*Problem requirements*.
Without any pictures, retype exactly the lines that begin at the one holding "Read all visible content and emit it as JSON." and end at the last line of the data below.

--------------------

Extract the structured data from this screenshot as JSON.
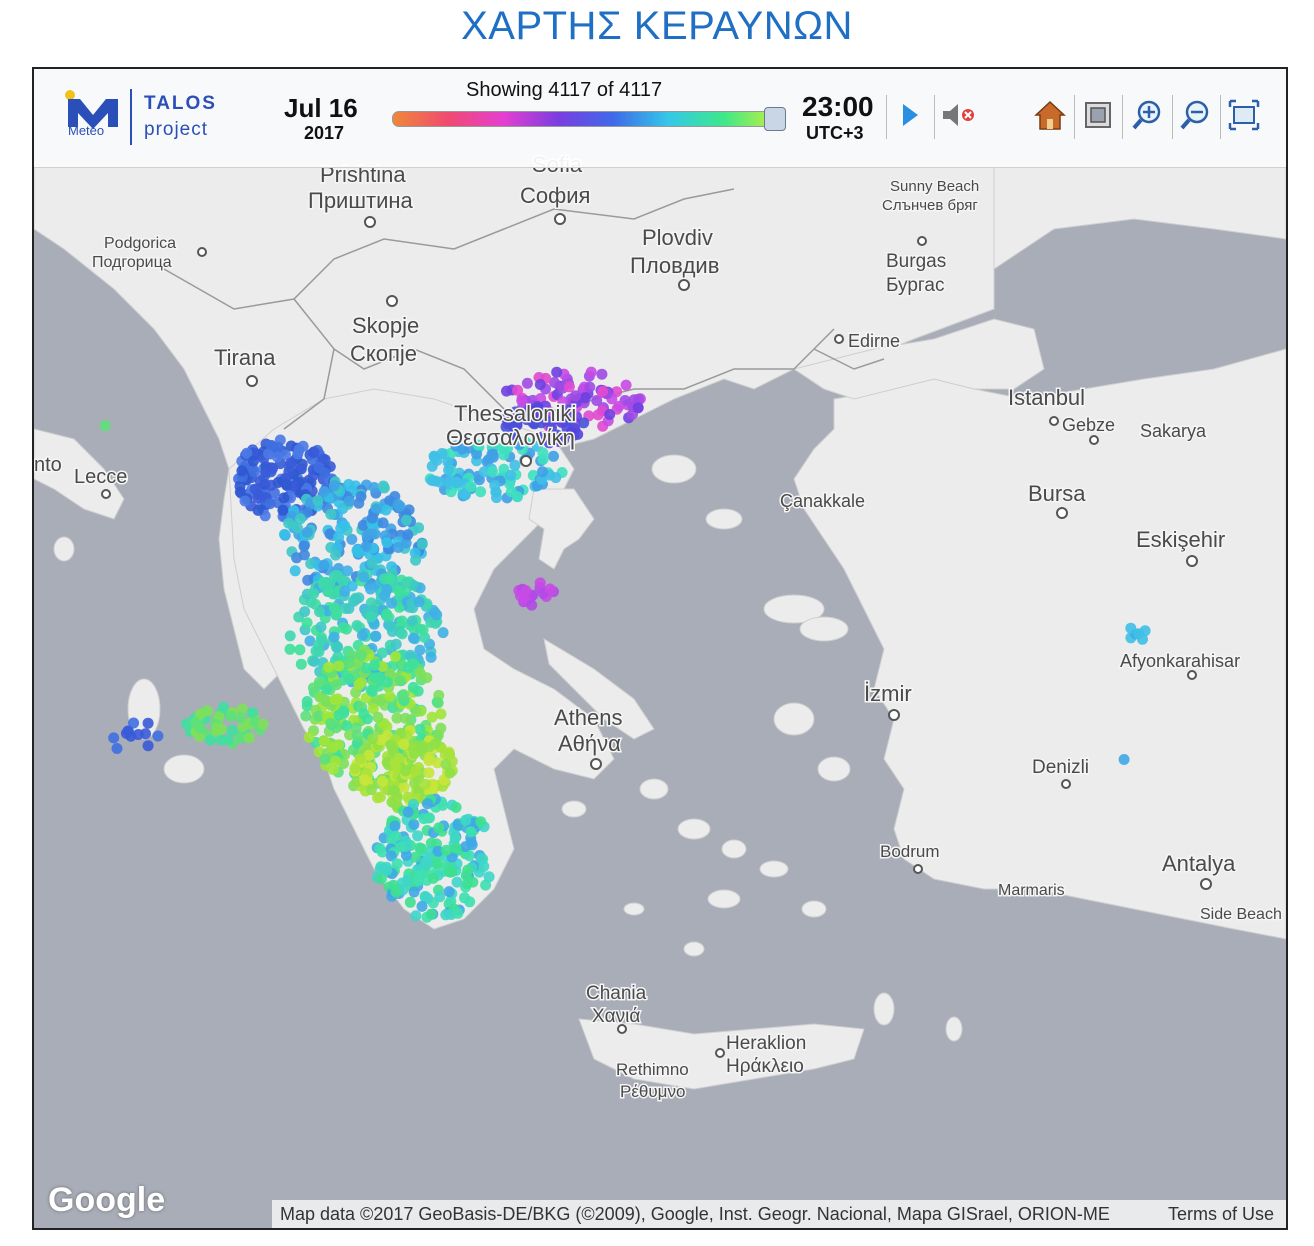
{
  "page_title": "ΧΑΡΤΗΣ ΚΕΡΑΥΝΩΝ",
  "logo": {
    "meteo": "Meteo",
    "talos": "TALOS",
    "project": "project"
  },
  "date": {
    "day": "Jul 16",
    "year": "2017"
  },
  "showing": "Showing 4117 of 4117",
  "time": {
    "clock": "23:00",
    "zone": "UTC+3"
  },
  "slider_position": 1.0,
  "toolbar_icons": [
    "play-icon",
    "mute-icon",
    "home-icon",
    "layers-icon",
    "zoom-in-icon",
    "zoom-out-icon",
    "fullscreen-icon"
  ],
  "attribution": {
    "map_data": "Map data ©2017 GeoBasis-DE/BKG (©2009), Google, Inst. Geogr. Nacional, Mapa GISrael, ORION-ME",
    "terms": "Terms of Use",
    "google": "Google"
  },
  "colors": {
    "title": "#1f6fc4",
    "sea": "#a8adb8",
    "land": "#ececec",
    "brand": "#2b4fb8"
  },
  "cities": [
    "Prishtina",
    "Приштина",
    "Sofia",
    "София",
    "Podgorica",
    "Подгорица",
    "Plovdiv",
    "Пловдив",
    "Sunny Beach",
    "Слънчев бряг",
    "Burgas",
    "Бургас",
    "Skopje",
    "Скопје",
    "Tirana",
    "Edirne",
    "Thessaloniki",
    "Θεσσαλονίκη",
    "Istanbul",
    "Gebze",
    "Sakarya",
    "Lecce",
    "nto",
    "Çanakkale",
    "Bursa",
    "Eskişehir",
    "Afyonkarahisar",
    "İzmir",
    "Athens",
    "Αθήνα",
    "Denizli",
    "Bodrum",
    "Antalya",
    "Marmaris",
    "Side Beach",
    "Chania",
    "Χανιά",
    "Heraklion",
    "Ηράκλειο",
    "Rethimno",
    "Ρέθυμνο"
  ]
}
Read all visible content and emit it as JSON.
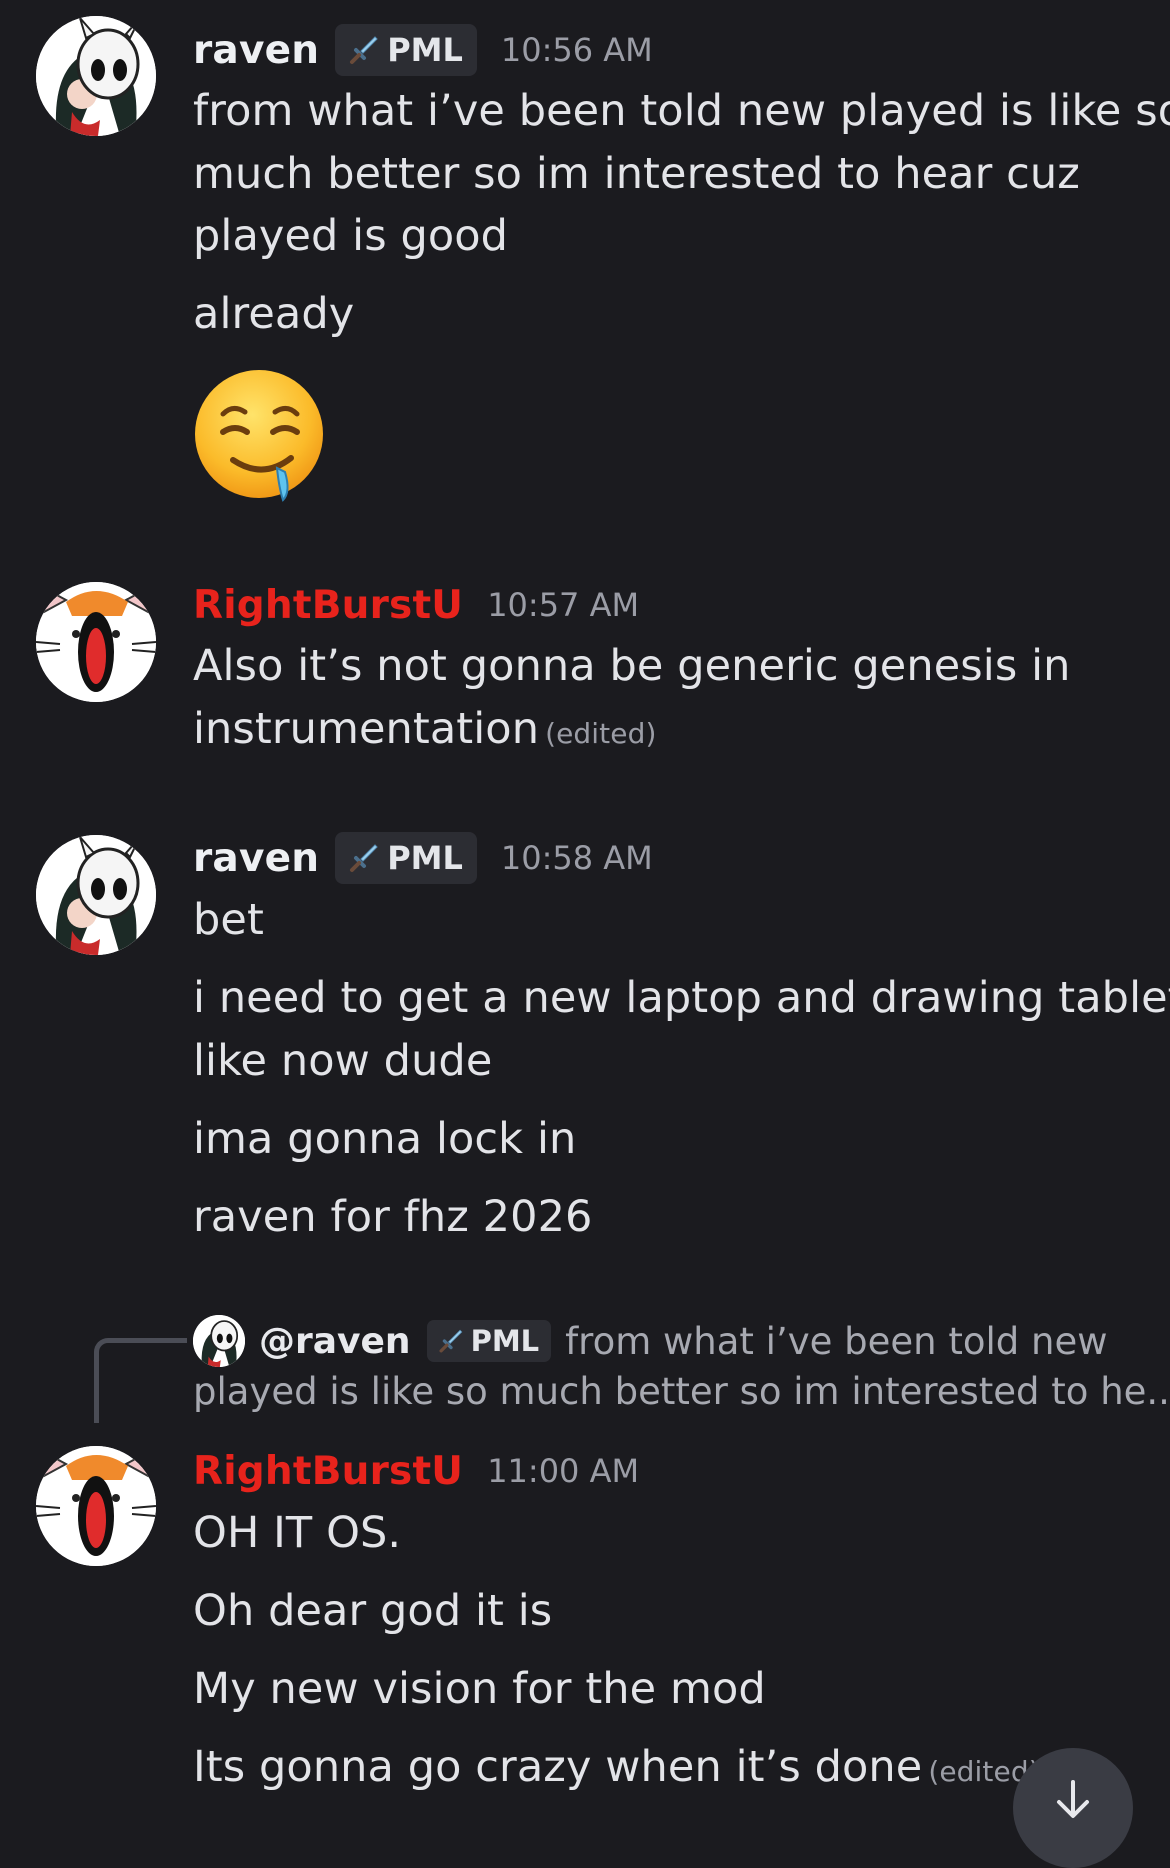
{
  "messages": [
    {
      "username": "raven",
      "tag": "PML",
      "time": "10:56 AM",
      "lines": [
        "from what i’ve been told new played is like so",
        "much better so im interested to hear cuz",
        "played is good",
        "already"
      ],
      "emoji": "drooling-face"
    },
    {
      "username": "RightBurstU",
      "time": "10:57 AM",
      "lines": [
        "Also it’s not gonna be generic genesis in",
        "instrumentation"
      ],
      "edited": "(edited)"
    },
    {
      "username": "raven",
      "tag": "PML",
      "time": "10:58 AM",
      "lines": [
        "bet",
        "i need to get a new laptop and drawing tablet",
        "like now dude",
        "ima gonna lock in",
        "raven for fhz 2026"
      ]
    },
    {
      "reply": {
        "user": "@raven",
        "tag": "PML",
        "text1": "from what i’ve been told new",
        "text2": "played is like so much better so im interested to he..."
      },
      "username": "RightBurstU",
      "time": "11:00 AM",
      "lines": [
        "OH IT OS.",
        "Oh dear god it is",
        "My new vision for the mod",
        "Its gonna go crazy when it’s done"
      ],
      "edited": "(edited)"
    }
  ],
  "colors": {
    "background": "#1b1b1f",
    "username_red": "#e8231c",
    "text": "#e3e4e8",
    "muted": "#9b9da6"
  },
  "icons": [
    "sword-icon",
    "drooling-face-emoji",
    "arrow-down-icon"
  ]
}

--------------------

*Response area*.
Read all visible content and emit it as JSON.
{
  "messages": [
    {
      "username": "raven",
      "tag": "PML",
      "time": "10:56 AM",
      "lines": [
        "from what i’ve been told new played is like so",
        "much better so im interested to hear cuz",
        "played is good",
        "already"
      ],
      "emoji": "drooling-face"
    },
    {
      "username": "RightBurstU",
      "time": "10:57 AM",
      "lines": [
        "Also it’s not gonna be generic genesis in",
        "instrumentation"
      ],
      "edited": "(edited)"
    },
    {
      "username": "raven",
      "tag": "PML",
      "time": "10:58 AM",
      "lines": [
        "bet",
        "i need to get a new laptop and drawing tablet",
        "like now dude",
        "ima gonna lock in",
        "raven for fhz 2026"
      ]
    },
    {
      "reply": {
        "user": "@raven",
        "tag": "PML",
        "text1": "from what i’ve been told new",
        "text2": "played is like so much better so im interested to he..."
      },
      "username": "RightBurstU",
      "time": "11:00 AM",
      "lines": [
        "OH IT OS.",
        "Oh dear god it is",
        "My new vision for the mod",
        "Its gonna go crazy when it’s done"
      ],
      "edited": "(edited)"
    }
  ],
  "colors": {
    "background": "#1b1b1f",
    "username_red": "#e8231c",
    "text": "#e3e4e8",
    "muted": "#9b9da6"
  },
  "icons": [
    "sword-icon",
    "drooling-face-emoji",
    "arrow-down-icon"
  ]
}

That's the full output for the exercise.